What every supervisor hopes is that he or she will be the leader of a high performing team.  What every good employee hopes is to be part of a high performing team.  High performing teams get things accomplished, team members keep physically and mentally engaged, and they reach a level of satisfaction associated with accomplishment.

How does a team become high performing and what can a leader do to help facilitate that kind of performance?

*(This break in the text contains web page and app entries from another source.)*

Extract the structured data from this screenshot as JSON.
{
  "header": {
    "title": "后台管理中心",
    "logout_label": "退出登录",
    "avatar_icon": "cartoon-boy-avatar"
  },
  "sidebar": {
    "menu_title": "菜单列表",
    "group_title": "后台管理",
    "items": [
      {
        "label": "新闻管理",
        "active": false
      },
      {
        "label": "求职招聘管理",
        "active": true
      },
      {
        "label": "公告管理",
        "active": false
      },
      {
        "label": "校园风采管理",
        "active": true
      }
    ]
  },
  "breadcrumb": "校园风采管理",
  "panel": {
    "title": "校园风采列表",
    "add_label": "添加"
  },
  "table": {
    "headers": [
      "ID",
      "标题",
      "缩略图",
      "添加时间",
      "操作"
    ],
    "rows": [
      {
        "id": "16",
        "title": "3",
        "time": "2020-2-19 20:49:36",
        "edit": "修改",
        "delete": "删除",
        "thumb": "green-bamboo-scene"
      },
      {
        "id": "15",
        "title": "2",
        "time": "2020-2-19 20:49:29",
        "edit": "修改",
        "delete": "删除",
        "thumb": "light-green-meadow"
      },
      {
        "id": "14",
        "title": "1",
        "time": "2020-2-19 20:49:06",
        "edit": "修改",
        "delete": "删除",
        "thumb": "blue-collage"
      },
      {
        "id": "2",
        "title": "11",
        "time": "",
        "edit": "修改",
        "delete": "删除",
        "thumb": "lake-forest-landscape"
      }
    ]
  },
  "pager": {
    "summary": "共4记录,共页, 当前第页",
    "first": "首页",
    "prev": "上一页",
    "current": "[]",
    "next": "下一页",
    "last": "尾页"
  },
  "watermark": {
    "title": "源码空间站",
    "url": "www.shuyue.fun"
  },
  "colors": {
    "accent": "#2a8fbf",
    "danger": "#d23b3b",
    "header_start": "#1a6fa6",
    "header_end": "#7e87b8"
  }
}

  • Set a vision:  Even if every employee is good at what they do, they cannot achieve all that is possible if they don’t each understand the vision and goals they are asked to achieve.  The leader must be the one to help provide that vision and help the team strive toward accomplishing it.
  • Work together: There may be a project in which employee “A” has a great deal of knowledge, so he or she is a natural leader for that project.  The rest of the team will need to understand that that person has expertise and they must have a willingness to defer to them.  The next project might be something that employee “B” is an expert at.  Roles change with ebbing and flowing of expertise, while all team members maintain maturity and work ethic, supporting each member of the team no matter their role is key.  

 So what kind of people make up a high performing team?

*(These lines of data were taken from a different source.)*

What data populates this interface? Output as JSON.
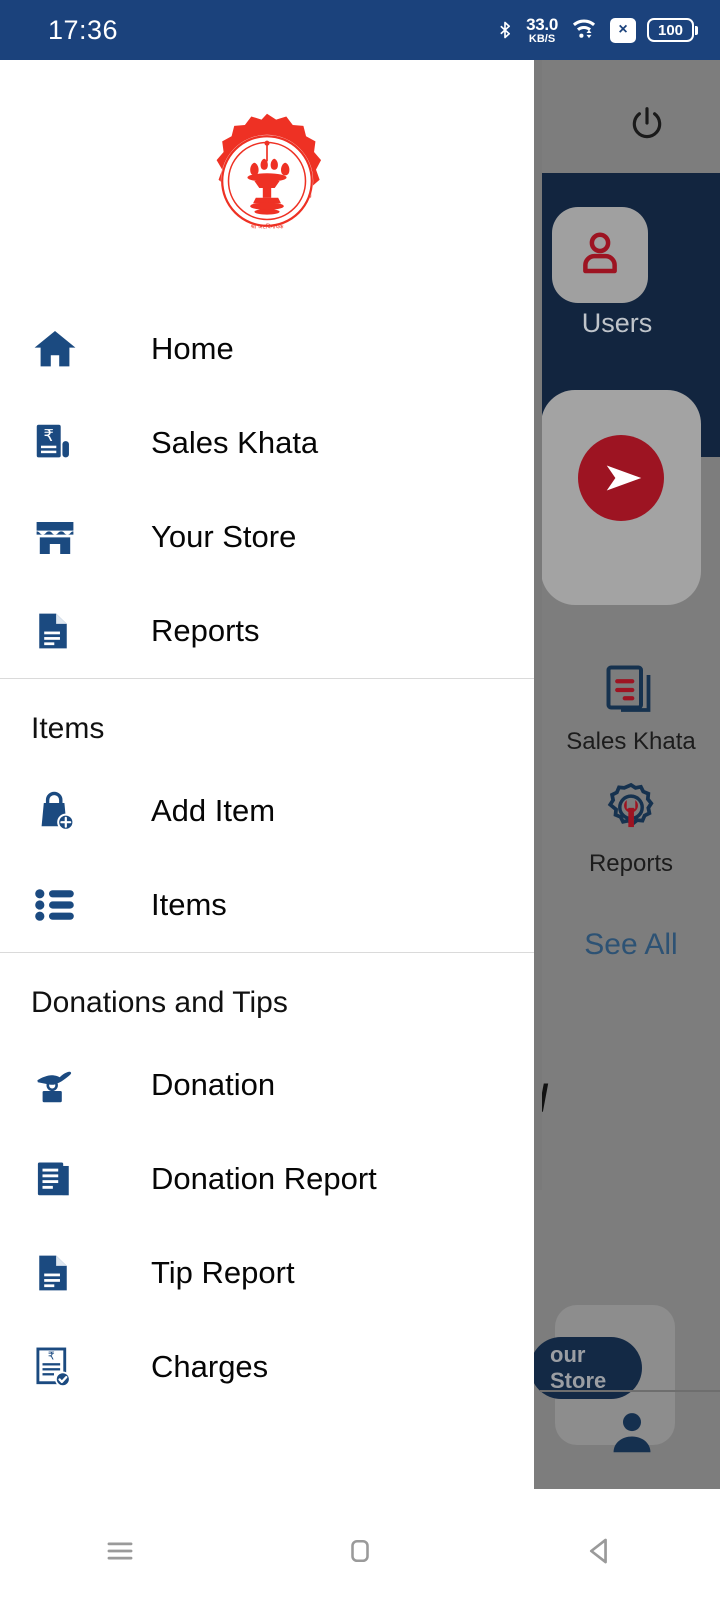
{
  "statusbar": {
    "clock": "17:36",
    "bluetooth_icon": "bluetooth-icon",
    "network_speed_value": "33.0",
    "network_speed_unit": "KB/S",
    "wifi_icon": "wifi-icon",
    "sim_icon_label": "×",
    "battery_level": "100",
    "background_color": "#1b427c"
  },
  "drawer": {
    "logo_name": "company-gear-lamp-logo",
    "accent_blue": "#1b4a80",
    "logo_red": "#ee3124",
    "sections": [
      {
        "title": null,
        "items": [
          {
            "label": "Home",
            "icon": "home-icon"
          },
          {
            "label": "Sales Khata",
            "icon": "rupee-receipt-icon"
          },
          {
            "label": "Your Store",
            "icon": "store-icon"
          },
          {
            "label": "Reports",
            "icon": "document-report-icon"
          }
        ]
      },
      {
        "title": "Items",
        "items": [
          {
            "label": "Add Item",
            "icon": "bag-plus-icon"
          },
          {
            "label": "Items",
            "icon": "bullet-list-icon"
          }
        ]
      },
      {
        "title": "Donations and Tips",
        "items": [
          {
            "label": "Donation",
            "icon": "hand-coin-donation-icon"
          },
          {
            "label": "Donation Report",
            "icon": "document-stack-icon"
          },
          {
            "label": "Tip Report",
            "icon": "document-icon"
          },
          {
            "label": "Charges",
            "icon": "invoice-check-icon"
          }
        ]
      }
    ]
  },
  "background_app": {
    "power_icon": "power-icon",
    "navy_color": "#12253f",
    "red_color": "#9d1422",
    "user_tile_label": "Users",
    "send_icon": "send-arrow-icon",
    "tiles": [
      {
        "label": "Sales Khata",
        "icon": "sales-khata-icon"
      },
      {
        "label": "Reports",
        "icon": "gear-wrench-icon"
      }
    ],
    "see_all_label": "See All",
    "partial_text": "/",
    "store_pill_label": "our Store",
    "profile_icon": "person-icon"
  },
  "navbar": {
    "recents_label": "recent-apps",
    "home_label": "home",
    "back_label": "back"
  }
}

    • Hard working:  Nearly everything worth attaining in life comes from hard work.  This counts for work too.  A high performing team is comprised of people who encourage each other, challenge each other, and push each other to work as hard as needed to achieve their shared vision and goal.
    • Interested in learning:  Even the smartest people will find things they know little about.  In that situation, the people on a team who are behind in the learning curve will work hard to catch up with the rest of the team.  They will not expect the rest of the team to carry them.
    • Behaves ethically:  They will share ideas and give credit for suggestions rather than take credit for things they are not responsible for.  When it comes to looking good for supervisors, the work talks for them.

High performing teams do not have to have promises of monetary rewards to work hard and accomplish the shared vision.  Often they work for internal satisfaction and a shared feeling of success.  Monetary rewards are appreciated, but members of high performing teams do not work hard and work successfully just for a bonus.  Good leadership lets these people know they are not taken for granted.

These teams are made up of  people who are not afraid of conflict, with management or with each other.  They understand that disagreement is part of the process of working, but they equally understand that eventually everyone has to pull on the rope together, and in the same direction. They put disagreements behind them and work together to accomplish the vision and the goals set forth by their leaders.

There are many things that are necessary to make a successfully high performing team, but most of the important qualities must be noticed by leadership who will put the team together.  Mostly, a willingness to communicate is the basic skeleton to begin any successful team.

Learn how to avoid miscommunication and misunderstandings amongst your high quality team with our blog post, The importance of defining the rules of engagement.